Hamas-linked CAIR and other Islamic supremacist groups claim that such laws infringe upon Muslims’ religious freedom. In reality, neither Alabama nor any other state would be contemplating anti-Sharia laws were it not for Sharia’s political and supremacist aspects, and its elements that are at variance with Constitutional freedoms — notably, its denial of the freedom of speech and the freedom of conscience, and of equality of rights for women and non-Muslims. But American judges rarely give the anti-Sharia side a fair hearing, and generally strike down such laws on the spurious grounds that they violate the First Amendment, without considering Sharia’s political, authoritarian or supremacist aspects in any way.
“Alabama Sharia Law 2014: Voters Approve Foreign Law Prohibition,” by Kathleen Caulderwood, International Business Times, November 4, 2014:
Alabama voters passed a constitutional amendment Tuesday to prohibit the use of foreign laws in state courts. Republican state Sen. Gerald Allen, who is also a Baptist deacon, sponsored the amendment. He proposed a similar measure in 2011. It never made the ballot since it made specific mention of Islamic Sharia law, which was deemed a violation of the Constitution. A similar measure was also rejected in Oklahoma last year for the same reason, though the judge who struck it down acknowledged that if the term “Sharia” was removed it could solve the problem.
Amendment One, or “American and Alabama Laws and Alabama Courts Amendment,” bars state courts from applying “any law, rule or legal code system used outside of the United States or by any other people, group or culture different from the people of the United States or the States of Alabama.” Sharia refers, in general, to moral code and religious laws of Islam, drawn from the Quran and Sunna. In recent years, dozens of states have proposed measures to keep judges from consulting this and other foreign laws, with varying degrees of success.

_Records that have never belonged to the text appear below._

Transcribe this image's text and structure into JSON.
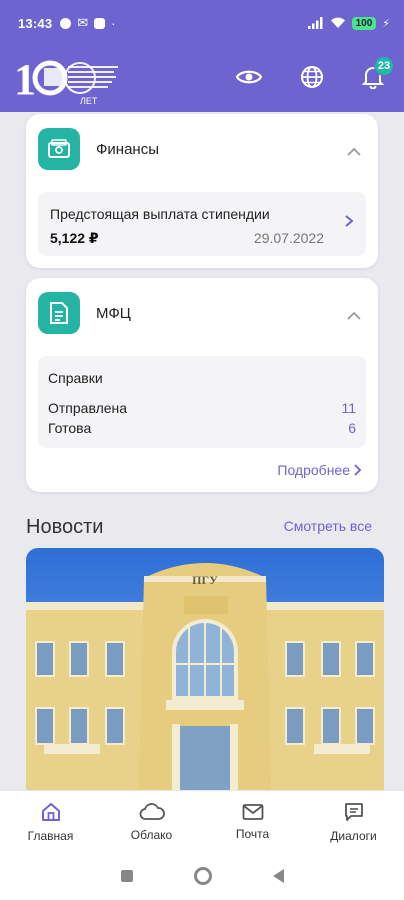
{
  "statusbar": {
    "time": "13:43",
    "battery": "100"
  },
  "header": {
    "logo_number": "100",
    "logo_suffix": "ЛЕТ",
    "notifications_count": "23",
    "colors": {
      "primary": "#6e64d0",
      "accent": "#25b3a3"
    }
  },
  "finance_card": {
    "title": "Финансы",
    "icon": "wallet-icon",
    "item": {
      "label": "Предстоящая выплата стипендии",
      "amount": "5,122 ₽",
      "date": "29.07.2022"
    }
  },
  "mfc_card": {
    "title": "МФЦ",
    "icon": "document-icon",
    "section_title": "Справки",
    "rows": [
      {
        "label": "Отправлена",
        "value": "11"
      },
      {
        "label": "Готова",
        "value": "6"
      }
    ],
    "more_link": "Подробнее"
  },
  "news": {
    "title": "Новости",
    "see_all": "Смотреть все",
    "building_sign": "ПГУ"
  },
  "bottom_nav": [
    {
      "label": "Главная",
      "icon": "home-icon",
      "active": true
    },
    {
      "label": "Облако",
      "icon": "cloud-icon",
      "active": false
    },
    {
      "label": "Почта",
      "icon": "mail-icon",
      "active": false
    },
    {
      "label": "Диалоги",
      "icon": "chat-icon",
      "active": false
    }
  ]
}
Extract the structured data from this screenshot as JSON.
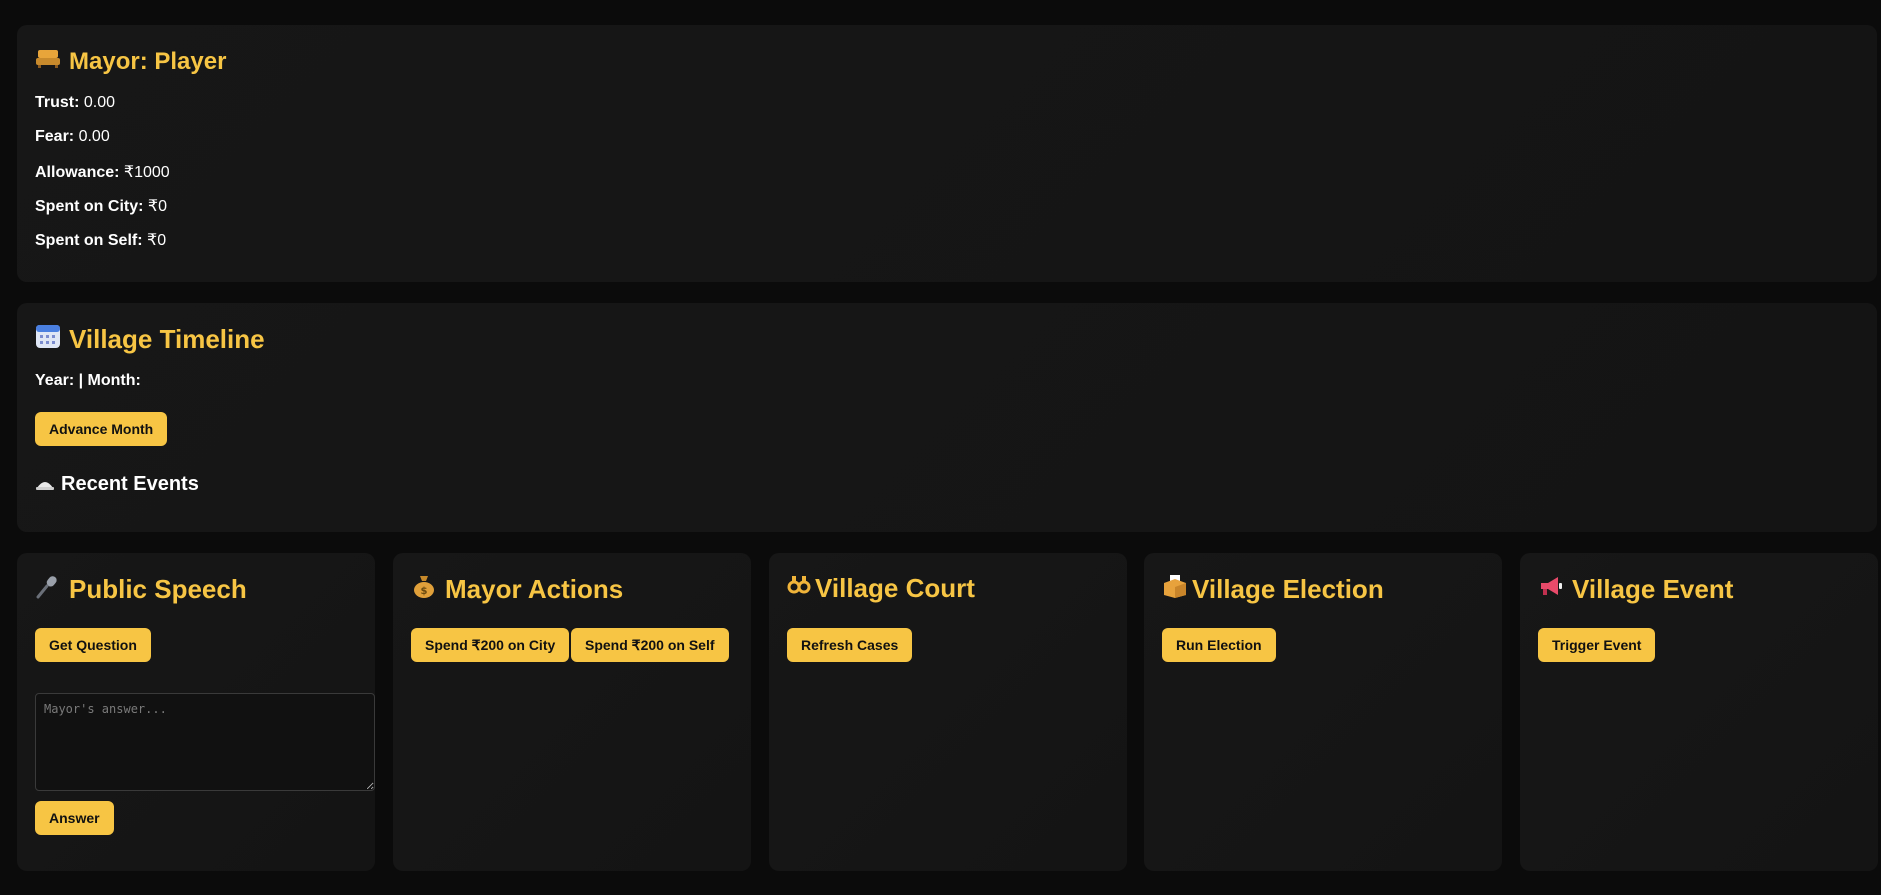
{
  "mayor": {
    "icon": "mayor-seat-icon",
    "title": "Mayor: Player",
    "stats": [
      {
        "label": "Trust:",
        "value": "0.00"
      },
      {
        "label": "Fear:",
        "value": "0.00"
      },
      {
        "label": "Allowance:",
        "value": "₹1000"
      },
      {
        "label": "Spent on City:",
        "value": "₹0"
      },
      {
        "label": "Spent on Self:",
        "value": "₹0"
      }
    ]
  },
  "timeline": {
    "icon": "calendar-icon",
    "title": "Village Timeline",
    "year_month_label": "Year: | Month:",
    "advance_button": "Advance Month",
    "recent_icon": "news-icon",
    "recent_heading": "Recent Events"
  },
  "speech": {
    "icon": "microphone-icon",
    "title": "Public Speech",
    "get_question_button": "Get Question",
    "answer_placeholder": "Mayor's answer...",
    "answer_button": "Answer"
  },
  "actions": {
    "icon": "money-bag-icon",
    "title": "Mayor Actions",
    "spend_city_button": "Spend ₹200 on City",
    "spend_self_button": "Spend ₹200 on Self"
  },
  "court": {
    "icon": "handcuffs-icon",
    "title": "Village Court",
    "refresh_button": "Refresh Cases"
  },
  "election": {
    "icon": "ballot-box-icon",
    "title": "Village Election",
    "run_button": "Run Election"
  },
  "event": {
    "icon": "megaphone-icon",
    "title": "Village Event",
    "trigger_button": "Trigger Event"
  },
  "colors": {
    "accent": "#f7c544",
    "background": "#0b0b0b",
    "card": "#161616"
  }
}
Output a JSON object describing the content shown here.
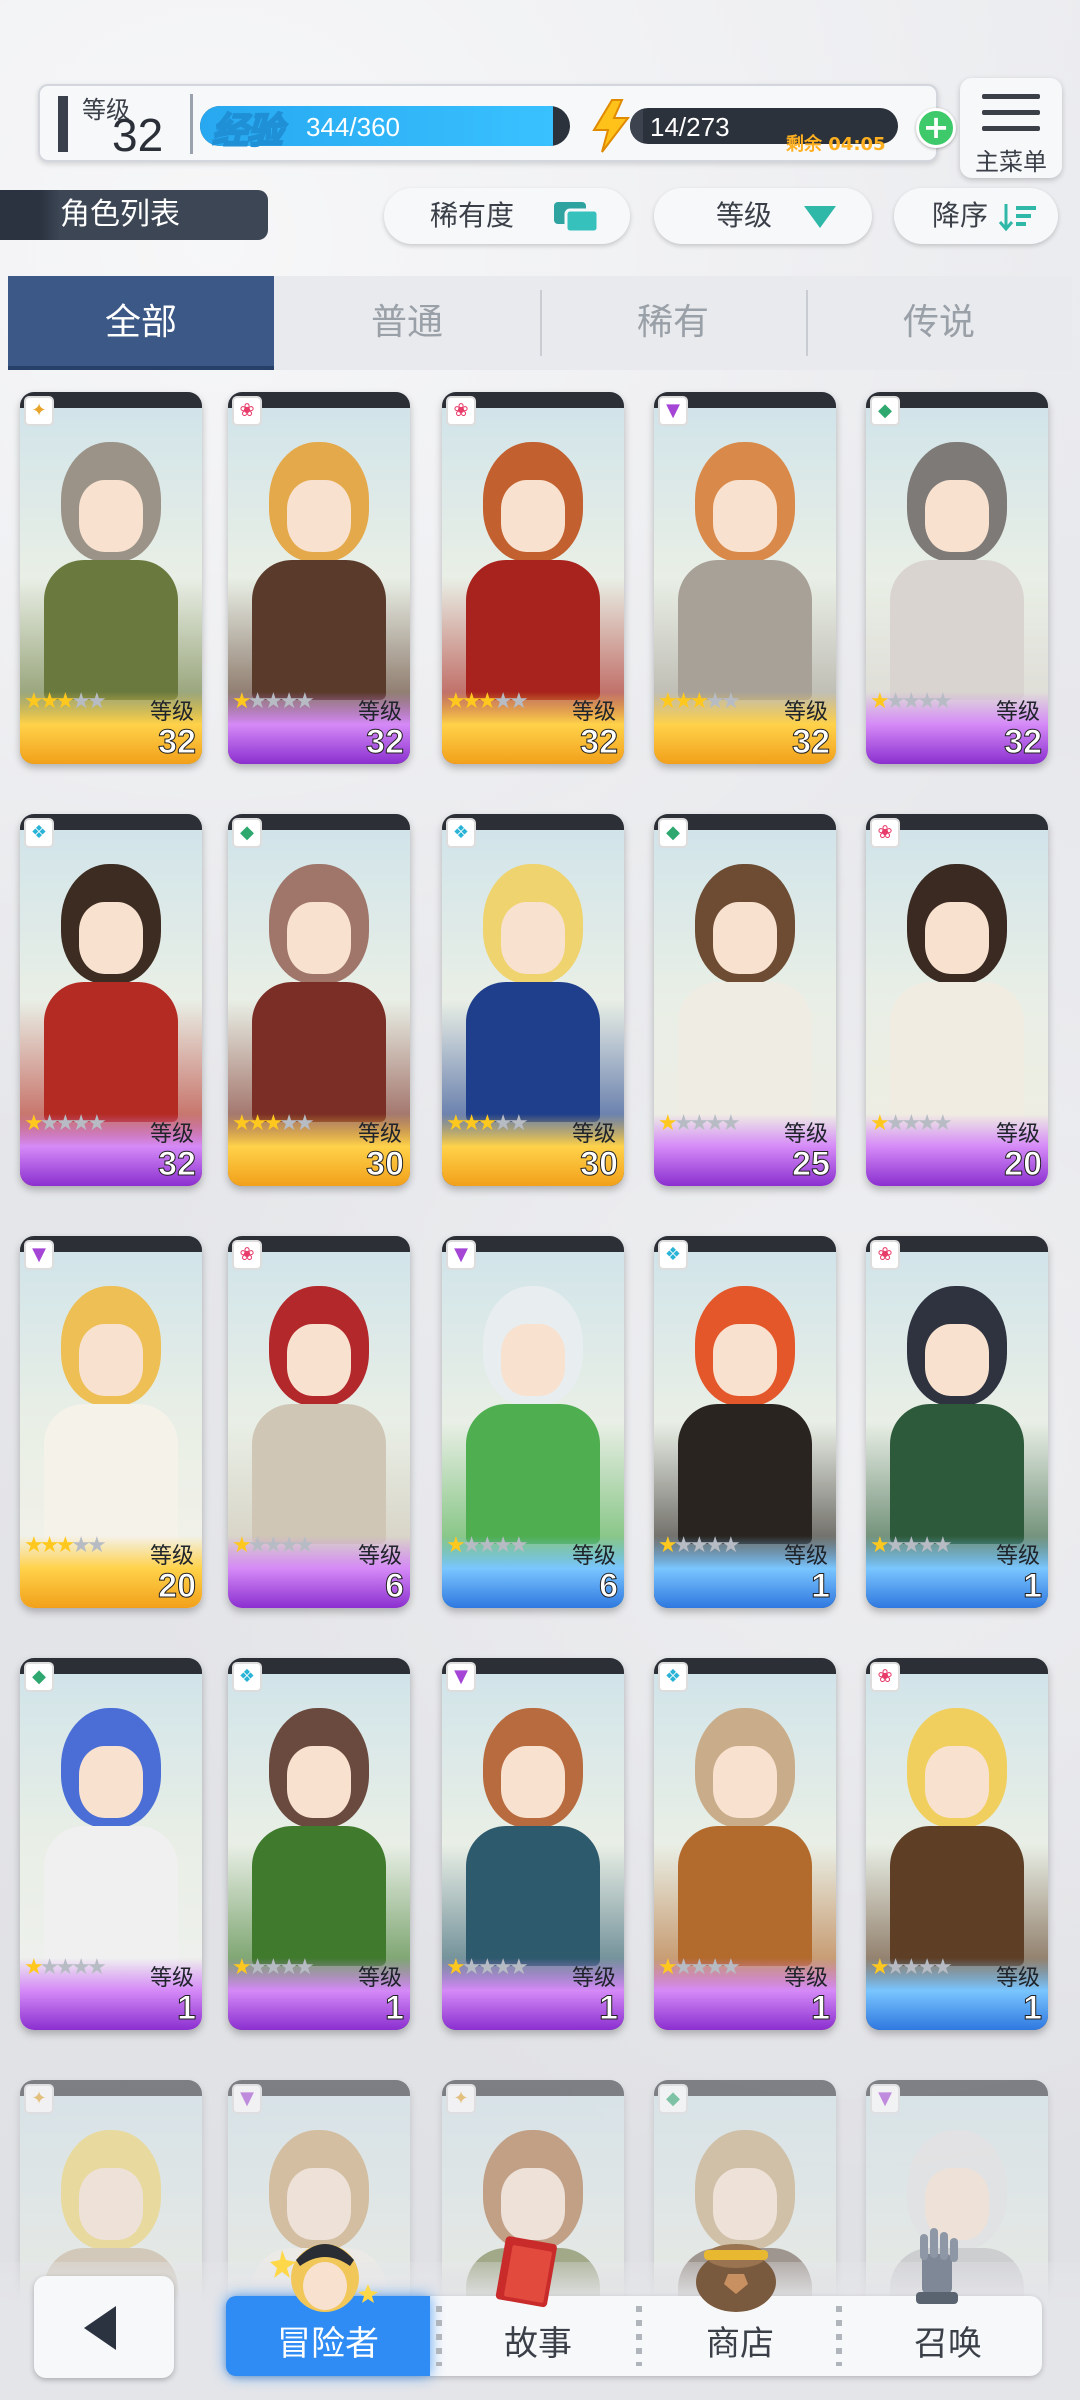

This time around, Allen’s new bill made no mention of the Islamic term specifically, and he was confident it would appeal to voters’ conservative values. “It took several times to rewrite the bill itself, to make sure it was correct and to make sure it would be constitutional,” Allen said on Alabama Public Radio last week. “We as a legislature felt like it’s important to bring this before the people of Alabama to let their voice be heard because we’re living in a changing world.”…